Aussie road trip, kia ora Aotearoa
Jan 6, 2006
|The day after that scorching New Year's Day, we read in the paper that it was the 2nd hottest day in all of Sydney's history! 45 degrees celcius! That's 113 farenheit! In fact, the temperature had gone from 22C to 45C and back down to 22C in 24 hours. Unreal.
Anyway, January 2 was off to a good start with cool temperatures and our picking up the very first rental car of our young lives! We tried to book the cheapest option of course, so were surprised to get a V6 Toyota Avalon, a really nice car. Driving on the left took some thought at first but we were both fine at it, and the roads in Sydney are very civilized. We hit the road without much plan, and stopped at an excellent visitor's center about 2 hours south of the city. We picked up a map of nearby Booderee National Park which is on a peninsula and had some very nice trails. We did a two-hour walk which had awesome coastal views and varying vegetation. For the most part we had the trail all to ourselves, except for the hundreds of flies which bothered us relentlessly (you were right, Diana). We found it was better to just let them settle on our backs instead of constantly trying to swat them away only to have them swarm about our heads. Gross. Luckily, we did get to meet a wallaby and an echidna. Both are as common as deer in Australia, but Kate was still beaming for an hour.
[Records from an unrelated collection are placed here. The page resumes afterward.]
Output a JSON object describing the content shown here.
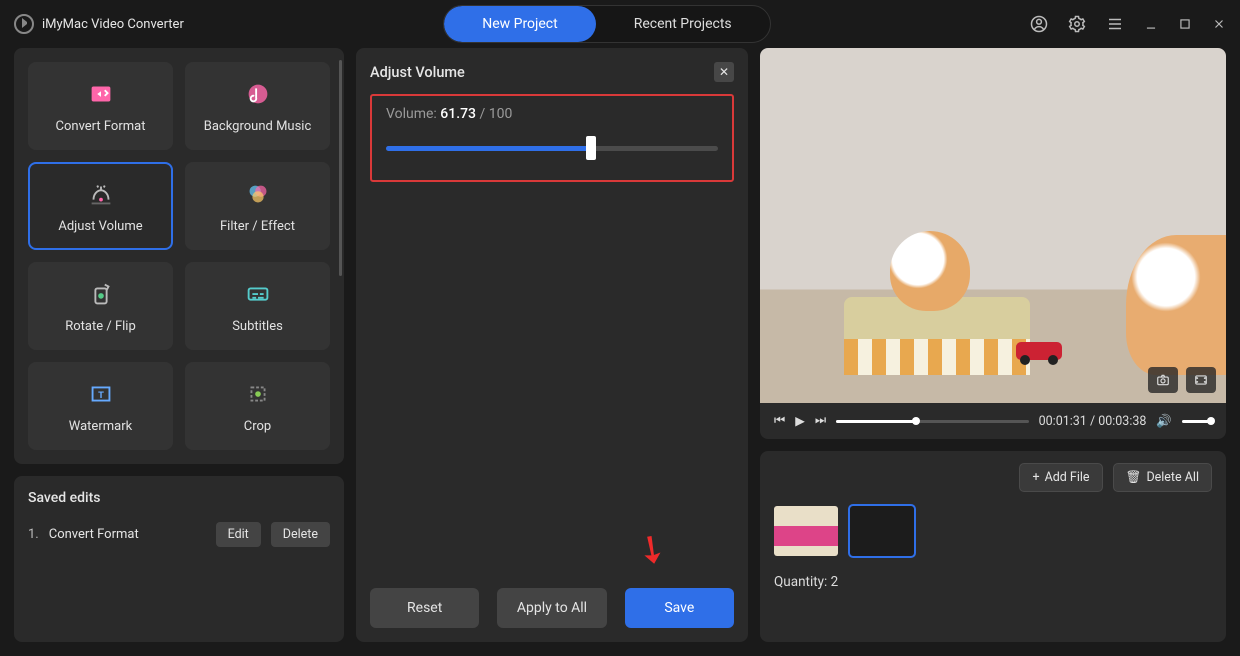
{
  "app": {
    "title": "iMyMac Video Converter"
  },
  "header": {
    "new_project": "New Project",
    "recent_projects": "Recent Projects"
  },
  "tools": [
    {
      "id": "convert-format",
      "label": "Convert Format"
    },
    {
      "id": "background-music",
      "label": "Background Music"
    },
    {
      "id": "adjust-volume",
      "label": "Adjust Volume",
      "active": true
    },
    {
      "id": "filter-effect",
      "label": "Filter / Effect"
    },
    {
      "id": "rotate-flip",
      "label": "Rotate / Flip"
    },
    {
      "id": "subtitles",
      "label": "Subtitles"
    },
    {
      "id": "watermark",
      "label": "Watermark"
    },
    {
      "id": "crop",
      "label": "Crop"
    }
  ],
  "saved_edits": {
    "heading": "Saved edits",
    "items": [
      {
        "n": "1.",
        "name": "Convert Format"
      }
    ],
    "edit_label": "Edit",
    "delete_label": "Delete"
  },
  "adjust_panel": {
    "title": "Adjust Volume",
    "volume_label": "Volume:",
    "volume_value": "61.73",
    "volume_max": "100",
    "volume_percent": 61.73,
    "reset": "Reset",
    "apply_all": "Apply to All",
    "save": "Save"
  },
  "preview": {
    "time_current": "00:01:31",
    "time_total": "00:03:38",
    "progress_percent": 41.7
  },
  "files": {
    "add_label": "Add File",
    "delete_all_label": "Delete All",
    "quantity_label": "Quantity:",
    "quantity_value": "2",
    "selected_index": 1
  }
}
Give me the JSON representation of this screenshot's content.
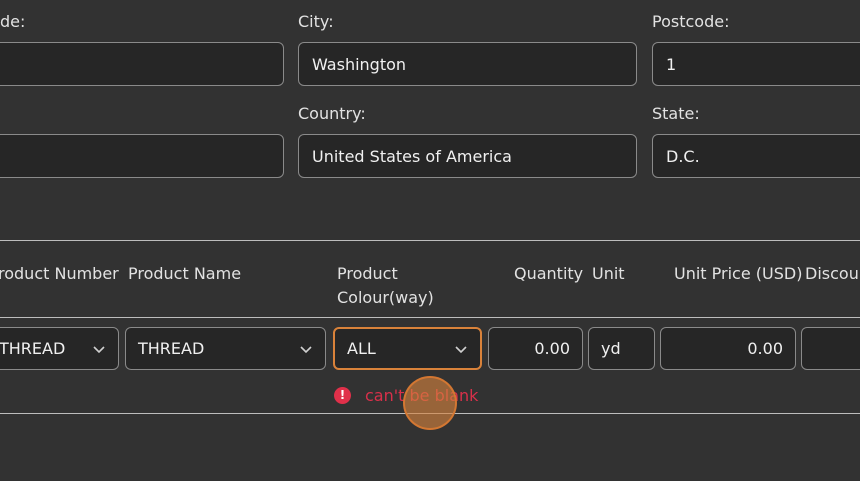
{
  "address": {
    "partial_label": "de:",
    "city_label": "City:",
    "city_value": "Washington",
    "postcode_label": "Postcode:",
    "postcode_value": "1",
    "country_label": "Country:",
    "country_value": "United States of America",
    "state_label": "State:",
    "state_value": "D.C."
  },
  "table": {
    "headers": {
      "product_number": "roduct Number",
      "product_name": "Product Name",
      "product_colour_line1": "Product",
      "product_colour_line2": "Colour(way)",
      "quantity": "Quantity",
      "unit": "Unit",
      "unit_price": "Unit Price (USD)",
      "discount": "Discoun"
    },
    "row": {
      "product_number": "THREAD",
      "product_name": "THREAD",
      "product_colour": "ALL",
      "quantity": "0.00",
      "unit": "yd",
      "unit_price": "0.00",
      "discount": ""
    },
    "error_message": "can't be blank"
  },
  "colors": {
    "background": "#323232",
    "field_background": "#262626",
    "field_border": "#8a8a8a",
    "focus_border": "#d9823a",
    "error": "#d8304a"
  },
  "icons": {
    "dropdown": "chevron-down-icon",
    "error": "exclamation-circle-icon"
  }
}
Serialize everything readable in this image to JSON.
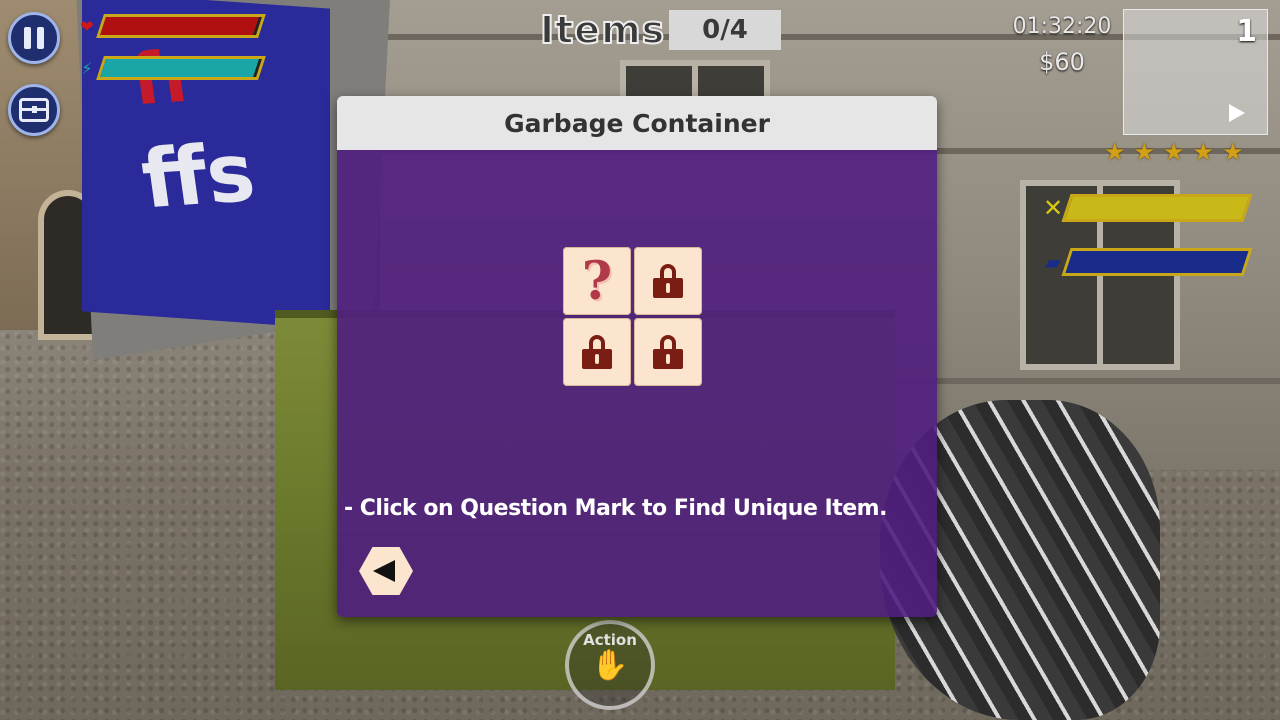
{
  "hud": {
    "items_label": "Items",
    "items_count": "0/4",
    "timer": "01:32:20",
    "money": "$60",
    "level": "1",
    "stars": [
      "★",
      "★",
      "★",
      "★",
      "★"
    ],
    "health_fill": 0.98,
    "energy_fill": 0.98,
    "hunger_fill": 1.0,
    "thirst_fill": 1.0,
    "action_label": "Action"
  },
  "scene": {
    "billboard_text": "ffs",
    "billboard_red_text": "fr"
  },
  "dialog": {
    "title": "Garbage Container",
    "hint": "- Click on Question Mark to Find Unique Item.",
    "slots": [
      {
        "type": "question",
        "glyph": "?"
      },
      {
        "type": "locked"
      },
      {
        "type": "locked"
      },
      {
        "type": "locked"
      }
    ]
  },
  "icons": {
    "pause": "pause-icon",
    "inventory": "chest-icon",
    "health": "heart-icon",
    "energy": "lightning-icon",
    "hunger": "fork-knife-icon",
    "thirst": "drop-icon",
    "back": "back-arrow-icon",
    "action": "hand-icon"
  },
  "colors": {
    "dialog_body": "#501e80",
    "dialog_header": "#e6e6e6",
    "slot_bg": "#fbe5cf",
    "lock": "#7a1e14",
    "health": "#b01010",
    "energy": "#1aa6a6",
    "hunger": "#c8b818",
    "thirst": "#1a2c8a",
    "star": "#d1a017"
  }
}
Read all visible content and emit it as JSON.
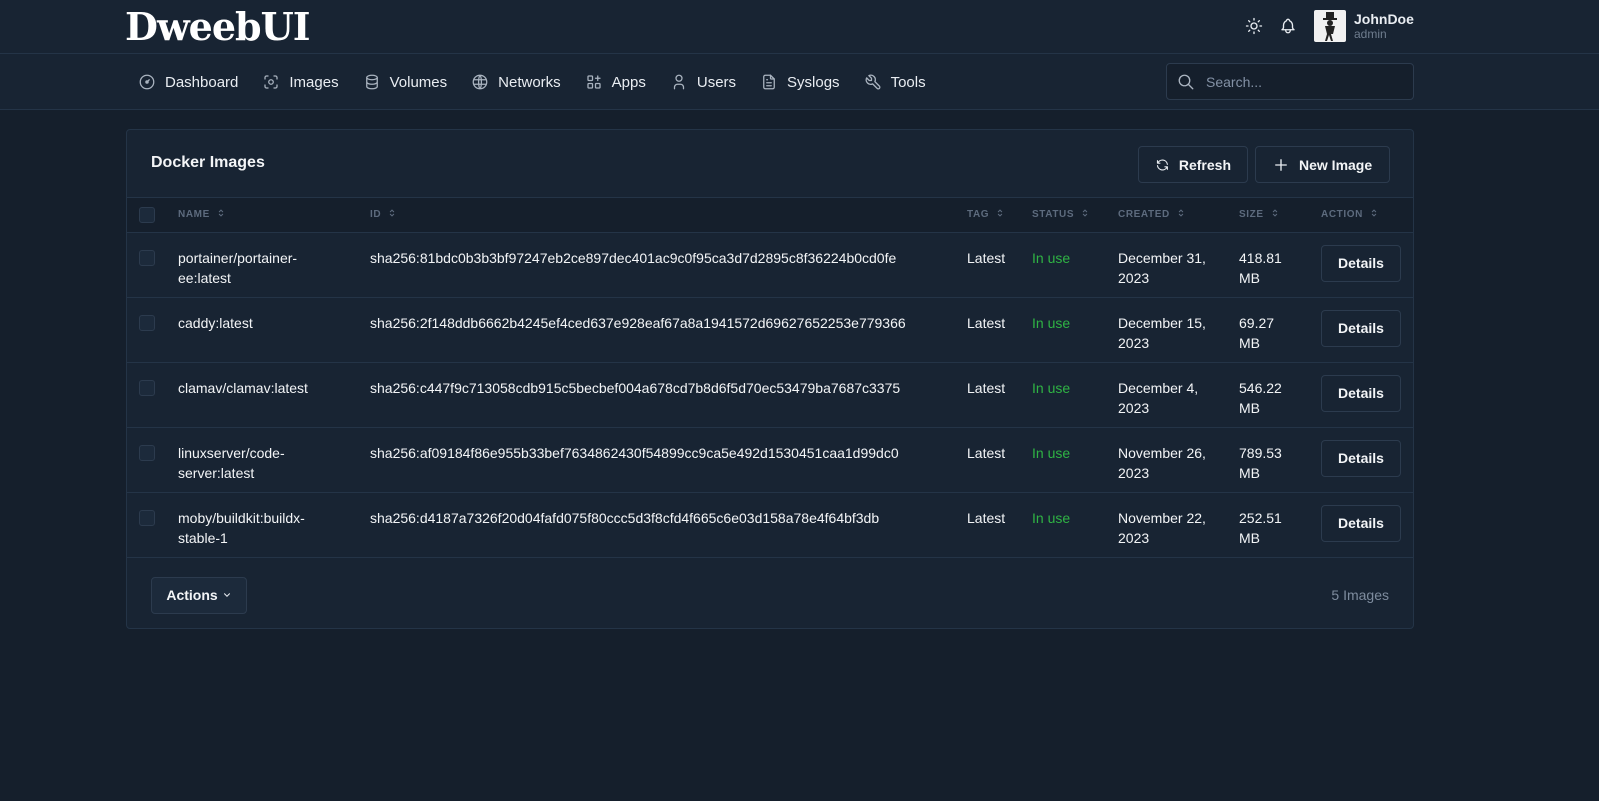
{
  "header": {
    "logo": "DweebUI",
    "user_name": "JohnDoe",
    "user_role": "admin"
  },
  "nav": {
    "items": [
      {
        "label": "Dashboard",
        "icon": "dashboard-icon"
      },
      {
        "label": "Images",
        "icon": "images-icon"
      },
      {
        "label": "Volumes",
        "icon": "database-icon"
      },
      {
        "label": "Networks",
        "icon": "globe-icon"
      },
      {
        "label": "Apps",
        "icon": "apps-icon"
      },
      {
        "label": "Users",
        "icon": "user-icon"
      },
      {
        "label": "Syslogs",
        "icon": "file-icon"
      },
      {
        "label": "Tools",
        "icon": "wrench-icon"
      }
    ],
    "search_placeholder": "Search..."
  },
  "card": {
    "title": "Docker Images",
    "refresh_label": "Refresh",
    "new_image_label": "New Image",
    "columns": [
      "Name",
      "ID",
      "Tag",
      "Status",
      "Created",
      "Size",
      "Action"
    ],
    "rows": [
      {
        "name": "portainer/portainer-ee:latest",
        "id": "sha256:81bdc0b3b3bf97247eb2ce897dec401ac9c0f95ca3d7d2895c8f36224b0cd0fe",
        "tag": "Latest",
        "status": "In use",
        "created": "December 31, 2023",
        "size": "418.81 MB",
        "action": "Details"
      },
      {
        "name": "caddy:latest",
        "id": "sha256:2f148ddb6662b4245ef4ced637e928eaf67a8a1941572d69627652253e779366",
        "tag": "Latest",
        "status": "In use",
        "created": "December 15, 2023",
        "size": "69.27 MB",
        "action": "Details"
      },
      {
        "name": "clamav/clamav:latest",
        "id": "sha256:c447f9c713058cdb915c5becbef004a678cd7b8d6f5d70ec53479ba7687c3375",
        "tag": "Latest",
        "status": "In use",
        "created": "December 4, 2023",
        "size": "546.22 MB",
        "action": "Details"
      },
      {
        "name": "linuxserver/code-server:latest",
        "id": "sha256:af09184f86e955b33bef7634862430f54899cc9ca5e492d1530451caa1d99dc0",
        "tag": "Latest",
        "status": "In use",
        "created": "November 26, 2023",
        "size": "789.53 MB",
        "action": "Details"
      },
      {
        "name": "moby/buildkit:buildx-stable-1",
        "id": "sha256:d4187a7326f20d04fafd075f80ccc5d3f8cfd4f665c6e03d158a78e4f64bf3db",
        "tag": "Latest",
        "status": "In use",
        "created": "November 22, 2023",
        "size": "252.51 MB",
        "action": "Details"
      }
    ],
    "actions_label": "Actions",
    "count_label": "5 Images"
  },
  "colors": {
    "background": "#151f2c",
    "surface": "#182433",
    "border": "#243447",
    "status_green": "#2fb344"
  }
}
We had thought about sleeping in the car, and seeing that the roomy Avalon would have been more comfortable than our Sydney hostel, the choice was obvious. So we headed further south for the town of Ulladulla which on the map appeared to have some green space (with toilets!) nearby. We scouted a few spots, and stopped at a 'carpark' overlooking a surf spot where there were a bunch of vans. We thought the people might be overnighters so we thought there would be safety in numbers and we gave it a shot. We immediately met a local (and his friendly dogs) who within three minutes said, "You'd be fine sleeping in the car but you can sleep at my place if you like." Garth had a very nice vibe and it was not hard to accept. His buddy Patrick (originally from Jersey, and a geographer) came out of the surf and somehow we all started talking about things geographical. Garth said, "Well after dinner tonight when we're hanging out we can have a look at the atlas." Kate had thought I was the only person in the world who did such things.
Garth's wife Martha was completely unfazed by his bringing home two yanks, and the two of them were wonderful people. They had a very comfortable home overlooking the sea full of candles, books on gardening and herbal healing, and buddha statues. They own a vegetarian cafe, and Garth made an amazing fish curry that we ate a lot of even though we had already eaten dinner. The two of them and Patrick are all seasoned travelers, and it was difficult to stop talking and go to bed.
Garth and Martha had to leave at 5:30 to open the cafe and they were fine to let us sleep and show ourselves out. They even put out breakfast for us! They had told us about Pretty Beach in nearby Murramarang National Park so we went there and were not disappointed. The beaches and rocks were amazing and incredibly quiet. There was one spot where the crashing surf moved polished stones against each other to create a fantastic sound. We stopped there for a bit and meditated. (We hardly ever do this and really would like to get into the habit.) We also went for a very nice walk in the 'bush' and Kate got to experience the wonderful smell of Aussie gum trees. It was a perfect morning. We stopped for lunch at their cafe which could not have been any more our style, and headed north for the airport.
One of the best parts of our little trip was the joy of passing through towns with names like Wollongong, Bombo, Bomaderry, Bewong, Yatte Yattah, Conjola, Mollymook (where Garth and Martha live), and Kioloa. Mixed in with all these are towns with English names like Milton, Jervis Bay, St. Georges Basin, and Falls Creek. Aussie place names are truly something else.
Our flight to Auckland was short and uneventful. We landed at around midnight so by the time we got to the hostel everyone was asleep and we had to settle in with flashlights. Fun. In the morning while tired and famished we got lost looking for the supermarket. At one point we said 'screw this' and went into a cafe to find muffins for $6. So, as hungry as we were, we said 'screw that' and eventually found it.
Auckland is a very pleasant city in an amazing natural setting complete with two big harbors and 48 dormant volcanoes, and has all the comforts of the West. But the city's architecture and general energy are completely unremarkable and two days here has been plenty. On Wednesday we went to the top of the Sky Tower for some great views. And yesterday we went to Mt. Eden for some more, to run into the ancient volcanic crater, and to meet some cows who seemed very out of place. I had been to both places when I was here three years ago and it was nice to visit them again and show them to Kate.
Soon we'll pick up our campervan, and on Saturday we'll dive at the Poor Knights Islands, another one of the world's top-ten sites. Please try not to hate us.
We have a phone! Unfortunately, calling from it is very expensive, but receiving calls is free for us (hint hint). If you do leave a message, please try to keep it brief because even checking voicemail is an absured per-minute rate. New Zealand is 18 hours ahead of the east coast. The country code is 64, and our number is 27-351-5991. We hope to hear from you!